Johann Kikillus, Ocean View
Due to the nature of my work, I usually deal with the most extreme cases.
Children, teenagers and adults get brought to me when they have found themselves in potentially life- threatening circumstances. When I speak to them, I often wonder to myself why it had to reach near death before someone acted.
Over the past seven years, I have raised the plight of the youth in the far south everywhere I go – in newspapers, on radio, public talks and documentaries. But still, the challenges remain.
A common misconception is that I only deal with so -called previously disadvantaged youth, but, in reality, the number of youth that I have dealt with from middle class homes from Fish Hoek to Kommetjie has been increasing at an alarming rate, especially over the past two years.
In my attempts to understand why these youth do not go looking for help earlier, I have discovered several facts that I wish to share.

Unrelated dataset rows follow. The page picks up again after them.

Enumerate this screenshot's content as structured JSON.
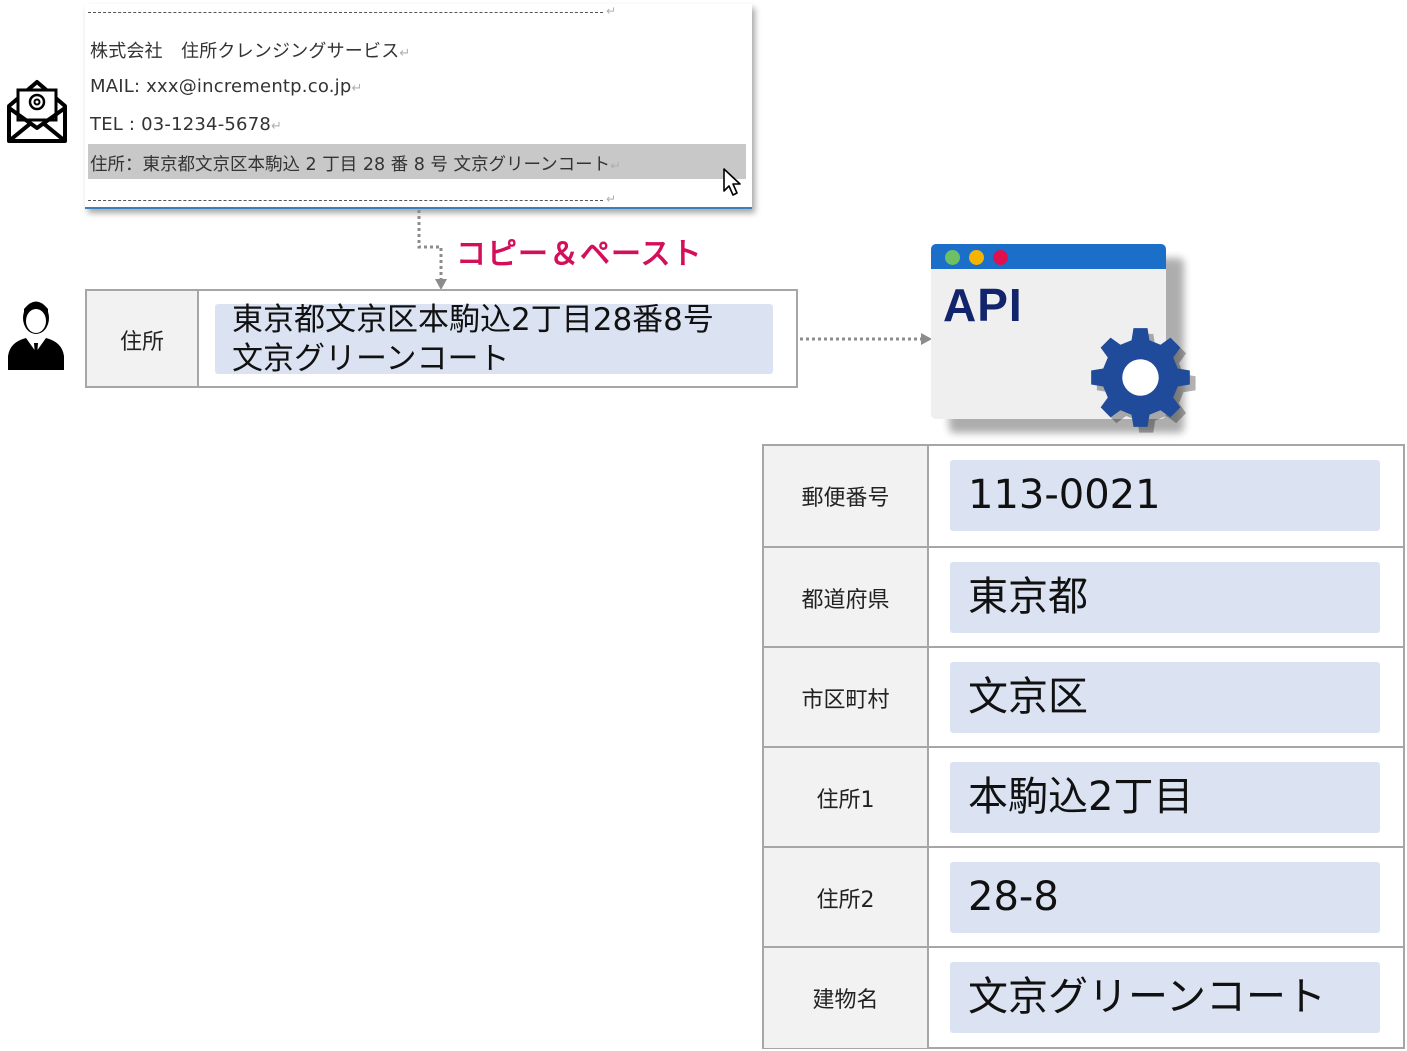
{
  "email": {
    "company": "株式会社　住所クレンジングサービス",
    "mail": "MAIL: xxx@incrementp.co.jp",
    "tel": "TEL : 03-1234-5678",
    "address": "住所：東京都文京区本駒込 2 丁目 28 番 8 号  文京グリーンコート",
    "return_mark": "↵"
  },
  "action": {
    "copy_paste_label": "コピー＆ペースト"
  },
  "address_form": {
    "label": "住所",
    "value_line1": "東京都文京区本駒込2丁目28番8号",
    "value_line2": "文京グリーンコート"
  },
  "api": {
    "label": "API"
  },
  "result": {
    "rows": [
      {
        "label": "郵便番号",
        "value": "113-0021"
      },
      {
        "label": "都道府県",
        "value": "東京都"
      },
      {
        "label": "市区町村",
        "value": "文京区"
      },
      {
        "label": "住所1",
        "value": "本駒込2丁目"
      },
      {
        "label": "住所2",
        "value": "28-8"
      },
      {
        "label": "建物名",
        "value": "文京グリーンコート"
      }
    ]
  },
  "colors": {
    "accent_pink": "#d40f5a",
    "api_title_blue": "#1b6fc9",
    "api_text_navy": "#12246b",
    "gear_blue": "#1f4b9a",
    "field_fill": "#dbe3f3",
    "label_fill": "#f2f2f2"
  },
  "icons": {
    "mail": "mail-open-icon",
    "user": "user-icon",
    "cursor": "cursor-icon",
    "gear": "gear-icon"
  }
}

These points are made by youth from all racial groups of the far south:
1. Our youth are carrying serious issues such as suicidal thoughts, depression, paralysing anxiety and fear.
2. Our youth do not believe that there is anyone that they can talk to. The vast majority that I deal with say that they do not feel comfortable speaking to their parents, school counsellors/educators or even religious leaders.
3. Many of them use alcohol, dagga or over-the-counter medication to “numb” what they are feeling. This obviously leads to addiction and never addresses the problem.
4. Many of those that I speak to have no idea what the future will bring. They are unable to even dream about what they want to become.
5. They feel judged and misunderstood by adults and leaders.
The list is much longer. My point is this: We have several thousand youth in our valley, and it appears to me that only a tiny minority are part of a support system such as a youth group. My biggest concern is that they are carrying “adult-sized” problems such as suicidal thoughts and trauma. A greater concern is that they are not dealing with these issues. Undealt with emotional pain has a nasty way of manifesting in a whole range of ways – many of them destructive.
What I am writing here is not new – it affects youth from all over the world.
The only way that these problems can be rectified is if adults take the time to win back the youth’s trust and open the lines of communication again. We must not be so quick to judge and condemn.
Ideally, I should never have to deal with a young person because their support system would have stepped in and nipped the problem in the bud.
I want to especially ask that school governing bodies and religious institutions prioritise the emotional well-being of our young people with a sense of urgency. We are always happy to assist when required.